Nightbringer | The Arthurian Online Encyclopedia


Neustria was a historical region in Western Europe during the early medieval period, primarily from the sixth to ninth centuries.

It was situated in what is now northern and western France, as well as parts of modern-day Belgium. It was the western part of the Frankish Kingdom and was bordered to the east by Austrasia, another major division of the Frankish realm.

Neustria was the western part of the Frankish Kingdom. The division of the Frankish Kingdom into Neustria and Austrasia was primarily a political and administrative distinction, and it had its origins in the Merovingian dynasty. The Merovingian kings often had separate courts and centers of power in the two regions.

Neustria was inhabited by both Frankish and Romanized Gallo-Roman populations. Latin was the administrative and literary language, but the Franks, who were Germanic in origin, also played a significant role in shaping the region’s culture.

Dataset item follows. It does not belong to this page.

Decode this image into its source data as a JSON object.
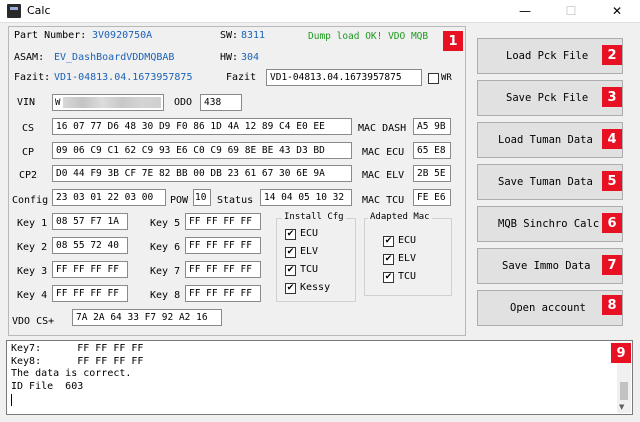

Neustria and Austrasia had a history of rivalry and conflicts, with the Merovingian kings frequently struggling to maintain control over both regions. These internal divisions contributed to the overall fragmentation of the Frankish Kingdom.

In the eighth century, the Carolingian dynasty, led by Charles Martel and later Charlemagne, consolidated power in the Frankish Kingdom and gradually reunited Neustria and Austrasia under their rule. This marked the decline of the Merovingian dynasty and the rise of the Carolingians.

The name “Neustria” gradually fell out of use as the Carolingian established a unified Frankish realm. By the ninth century, the division between Neustria and Austrasia had largely disappeared, and the entire region was collectively referred to as the Carolingian Empore.

The name “Neustria” is derived from the Latin Neustrasia, which means “new land” or “western land,” and it reflects the region’s position in the western part of the Frankish Kingdom.

In Arthurian literature, Geoffrey of Monmouth ascribes the duchy Neustria to Bedivere.